For Oracle and its hard-charging skipper, Australian Jimmy Spithill, the win was an extraordinary sporting triumph, one that saw the team climb back from a seemingly insurmountable 8-1 deficit in the best-of-17 series to keep the trophy it won three years ago.
The thrilling final races were also a ringing vindication of Oracle owner Larry Ellison’s controversial decision to transform a once-staid yachting event into a TV-friendly, extreme-sports spectacle featuring huge high-speed catamarans that might draw a new generation of enthusiasts to sailing.
Emirates Team New Zealand, a plucky challenger that lacked a billionaire sponsor but nonetheless sailed to the brink of Cup victory, must now endure the ignominy of having let the prize slip from its grasp after a grueling two-year campaign of boat development and training that unfolded almost exactly as planned until the final days.
Oracle dominated the last race, showcasing the dramatic improvement in boat speed on the upwind leg of the race that began to emerge a week ago. Oracle seemed to find an extra gear after losing most of the early races, and even overcame a pre-match penalty that required it win 11 races on the water.
“On your own you’re nothing, but with a team like this around you, they can make you look great,” Spithill said after the race.
Just a week ago, New Zealand fans had all but begun celebrating what seemed like an inevitable sporting and economic windfall for the longtime international sailing power, which supported the team with about $30 million in government funds in the hopes of bringing the trophy – and attendant tourism and publicity – back home.
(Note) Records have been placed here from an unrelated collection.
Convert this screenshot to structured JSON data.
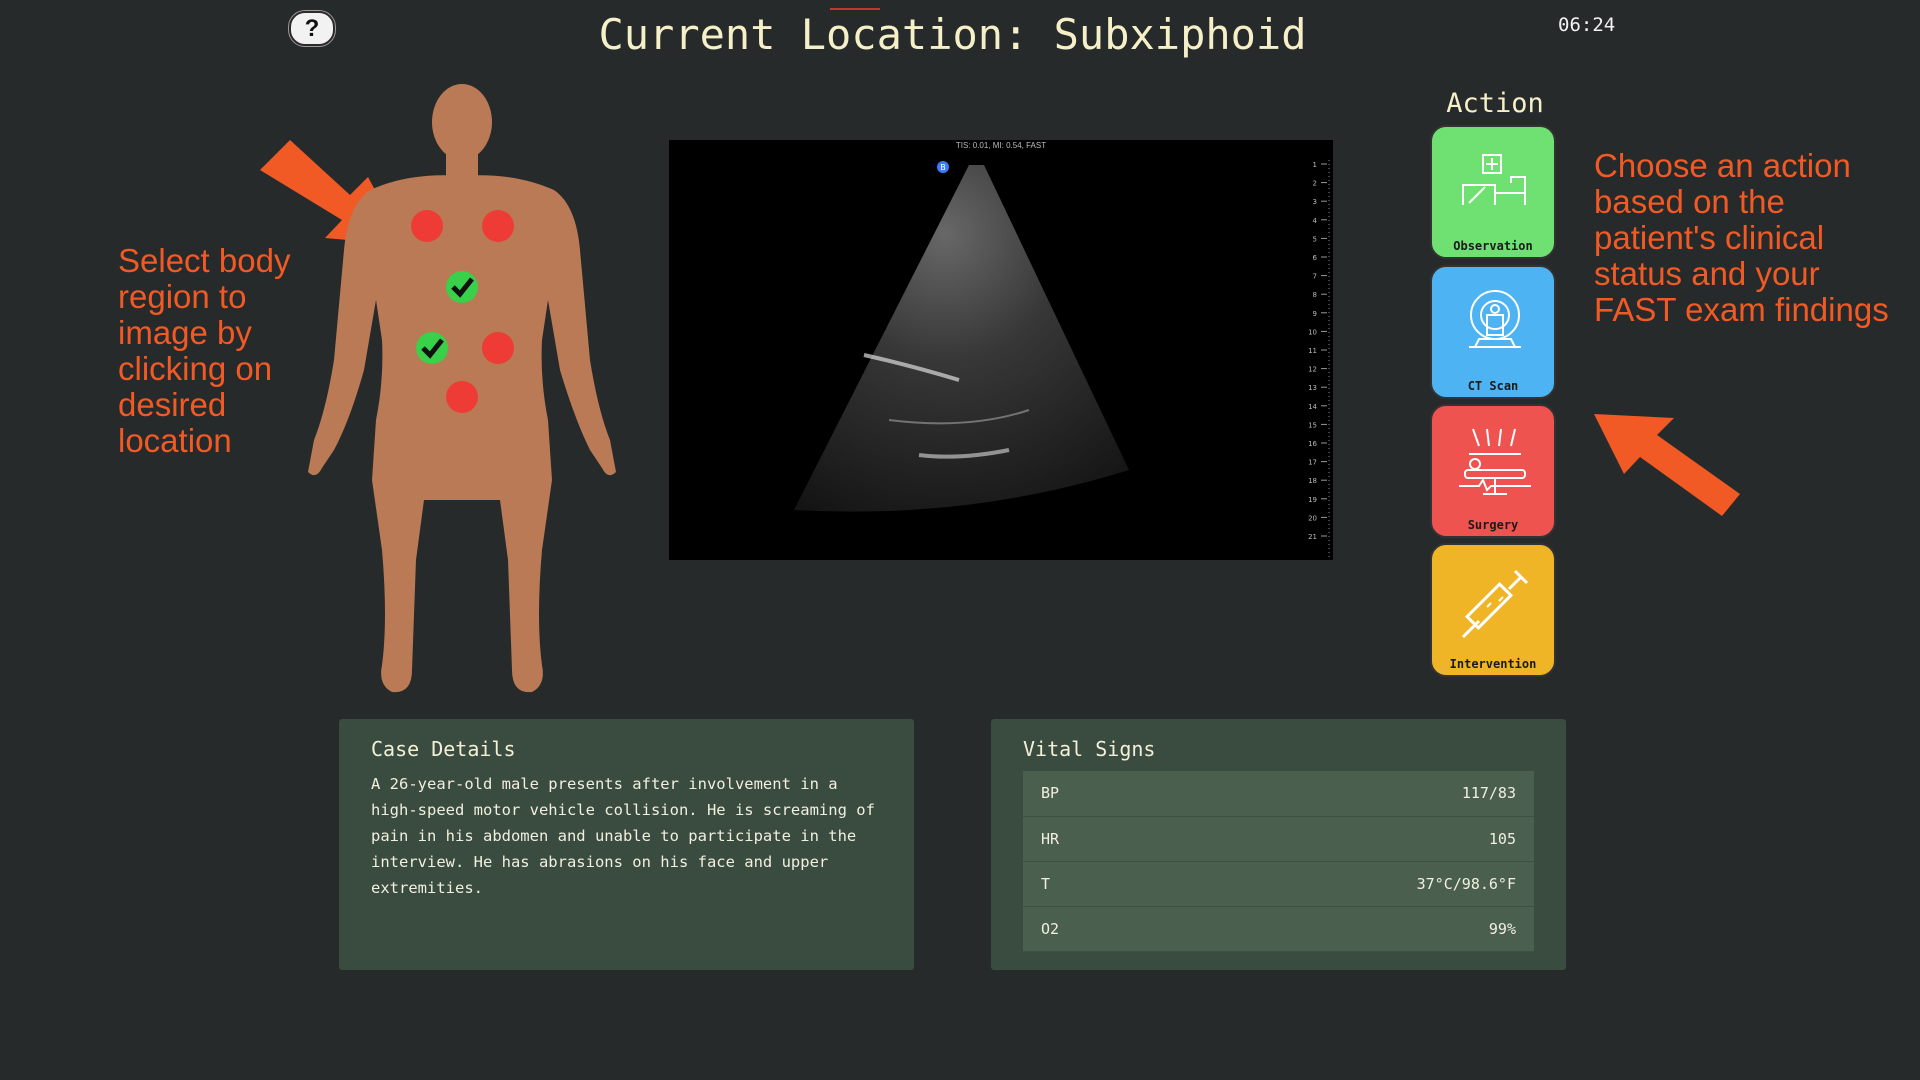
{
  "header": {
    "help_label": "?",
    "title": "Current Location: Subxiphoid",
    "timer": "06:24"
  },
  "annotations": {
    "left_text": "Select body region to image by clicking on desired location",
    "right_text": "Choose an action based on the patient's clinical status and your FAST exam findings",
    "color": "#f15a24"
  },
  "body_map": {
    "skin_color": "#b97a55",
    "regions": [
      {
        "name": "Right Upper Chest",
        "status": "unvisited",
        "color": "#ef3b36"
      },
      {
        "name": "Left Upper Chest",
        "status": "unvisited",
        "color": "#ef3b36"
      },
      {
        "name": "Subxiphoid",
        "status": "completed",
        "color": "#39d04a"
      },
      {
        "name": "RUQ",
        "status": "completed",
        "color": "#39d04a"
      },
      {
        "name": "LUQ",
        "status": "unvisited",
        "color": "#ef3b36"
      },
      {
        "name": "Pelvis",
        "status": "unvisited",
        "color": "#ef3b36"
      }
    ]
  },
  "ultrasound": {
    "header_text": "TIS: 0.01, MI: 0.54, FAST",
    "marker_label": "B",
    "depth_ticks": [
      "1",
      "2",
      "3",
      "4",
      "5",
      "6",
      "7",
      "8",
      "9",
      "10",
      "11",
      "12",
      "13",
      "14",
      "15",
      "16",
      "17",
      "18",
      "19",
      "20",
      "21"
    ]
  },
  "actions": {
    "title": "Action",
    "buttons": [
      {
        "label": "Observation",
        "icon": "hospital-bed-icon",
        "color": "#6fe172"
      },
      {
        "label": "CT Scan",
        "icon": "ct-scanner-icon",
        "color": "#4db3f2"
      },
      {
        "label": "Surgery",
        "icon": "surgery-icon",
        "color": "#ef5350"
      },
      {
        "label": "Intervention",
        "icon": "syringe-icon",
        "color": "#efb526"
      }
    ]
  },
  "case_details": {
    "title": "Case Details",
    "text": "A 26-year-old male presents after involvement in a high-speed motor vehicle collision. He is screaming of pain in his abdomen and unable to participate in the interview. He has abrasions on his face and upper extremities."
  },
  "vital_signs": {
    "title": "Vital Signs",
    "rows": [
      {
        "label": "BP",
        "value": "117/83"
      },
      {
        "label": "HR",
        "value": "105"
      },
      {
        "label": "T",
        "value": "37°C/98.6°F"
      },
      {
        "label": "O2",
        "value": "99%"
      }
    ]
  }
}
But on Wednesday it was Ellison who was celebrating, joining the crew on the boat for a champagne shower in the moments after the finish.